Taida T.*1, Nakagawa T.1, Fujie M.2, Ohta Y.1, Hamanaka S.1, Okimoto K.1, Saito K.1, Maruoka D.1, Matsumura T.1, Arai M.1, Katsuno T.3

1Chiba University, Department of Gastroenterology and Nephrology, Chiba, Japan 2Chiba University Hospital, Medical Engineering Control Center, Chiba, Japan 3Chiba University, Kashiwanoha Clinic of East Asian Medicine, Kashiwa, Japan


Previously, the association between inflammatory bowel disease (IBD) and the mucosal paracellular permeability change has been reported. A novel catheter that can measure mucosal admittance (MA) has been developed recently. In this study, we aimed to clarify the usefulness of measuring MA for predicting the prognosis of ulcerative colitis (UC) patients in remission.


Patients with UC in remission had been carried out real-time measurement of MA during colonoscopy and subsequent clinical follow up prospectively. The measurement of MA was taken by using the new device, Tissue Conductance Meter (TCM, AsahiBiomed Co., Ltd.), which can measure the mucosal permeability change electrophysiologically. Relapse was defined as moderate to severe clinical flare during the follow up period. We examined the relations between mucosal admittance, clinical parameters, and disease relapse during follow up period by the COX proportional hazards model.


Fifty-four UC patients in remission were measured MA at baseline and studied for a median of 14 months. At baseline, the mean age was 44.8±13.8 years and 69% were males. The mean rectal MA of the patients was 906.7±264.3, and no complications were encountered by MA measurement.

In this prospective study, 23 patients (31.5%) relapsed, and in those patients, two patients (3.7%) underwent surgery during follow up period.
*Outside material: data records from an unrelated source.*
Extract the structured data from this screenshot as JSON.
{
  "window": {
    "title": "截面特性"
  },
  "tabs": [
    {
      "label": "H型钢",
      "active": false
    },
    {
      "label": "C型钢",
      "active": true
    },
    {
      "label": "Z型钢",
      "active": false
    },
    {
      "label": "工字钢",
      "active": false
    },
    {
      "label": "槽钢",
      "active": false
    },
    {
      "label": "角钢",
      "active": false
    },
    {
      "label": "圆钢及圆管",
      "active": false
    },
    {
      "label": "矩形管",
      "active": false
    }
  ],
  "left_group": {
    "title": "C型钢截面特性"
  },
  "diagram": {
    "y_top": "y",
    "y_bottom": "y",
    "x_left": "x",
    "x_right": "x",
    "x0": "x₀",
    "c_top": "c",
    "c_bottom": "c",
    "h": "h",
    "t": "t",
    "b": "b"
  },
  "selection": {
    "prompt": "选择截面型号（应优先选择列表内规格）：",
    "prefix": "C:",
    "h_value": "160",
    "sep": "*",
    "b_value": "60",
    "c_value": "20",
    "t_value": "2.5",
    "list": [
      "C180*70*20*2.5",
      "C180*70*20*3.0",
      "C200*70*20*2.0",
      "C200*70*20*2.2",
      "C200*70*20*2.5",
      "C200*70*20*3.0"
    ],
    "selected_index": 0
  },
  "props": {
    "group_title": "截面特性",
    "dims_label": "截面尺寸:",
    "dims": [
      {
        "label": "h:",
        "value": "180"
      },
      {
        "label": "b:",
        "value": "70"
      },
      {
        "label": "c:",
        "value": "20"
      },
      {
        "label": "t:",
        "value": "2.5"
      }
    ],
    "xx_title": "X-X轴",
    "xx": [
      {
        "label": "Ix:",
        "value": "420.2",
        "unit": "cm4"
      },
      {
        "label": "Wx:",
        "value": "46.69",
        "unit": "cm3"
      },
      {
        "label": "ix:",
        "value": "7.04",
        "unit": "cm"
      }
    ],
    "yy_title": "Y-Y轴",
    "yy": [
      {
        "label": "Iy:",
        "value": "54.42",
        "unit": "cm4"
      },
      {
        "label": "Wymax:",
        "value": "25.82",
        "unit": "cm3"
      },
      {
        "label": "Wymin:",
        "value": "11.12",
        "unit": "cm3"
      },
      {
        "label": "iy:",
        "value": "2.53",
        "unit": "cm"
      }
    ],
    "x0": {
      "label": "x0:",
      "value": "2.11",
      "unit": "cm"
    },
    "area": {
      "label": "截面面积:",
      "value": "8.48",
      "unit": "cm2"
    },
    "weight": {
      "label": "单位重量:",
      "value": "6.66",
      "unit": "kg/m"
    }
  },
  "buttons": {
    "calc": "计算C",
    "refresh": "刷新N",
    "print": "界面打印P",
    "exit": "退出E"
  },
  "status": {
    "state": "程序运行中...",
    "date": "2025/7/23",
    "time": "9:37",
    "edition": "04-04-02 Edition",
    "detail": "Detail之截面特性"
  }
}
In the multivariate analysis, rectal MA in relapse group (801.2±207.1) was significantly lower than rectal MA in remission group (955.2±275.9, hazard ratio 0.998, 95% CI 0.996–1.000, p=0.046). The ROC curve analysis showed that the optimal cut-off value of rectal MA for relapse was 781.0 (AUROC =0.679, 95% CI: 0.529–0.829, p=0.036). In patients whose rectal MA was below the cut-off value, relapse rate was significantly more than for the other patients (Log rank test, p=0.002, Figure 1).

Figure 1. Kaplan-Meier survival analysis showed that relapse during follow up period was significantly correlated with rectal MA cut-off values (Log rank test, p=0.002).


Our results showed that low levels of rectal MA are associated with relapse rate. Real-time measurement of rectal MA using a novel endoscopy-guided catheter could be safety and useful for predicting the prognosis of patients with UC in remission.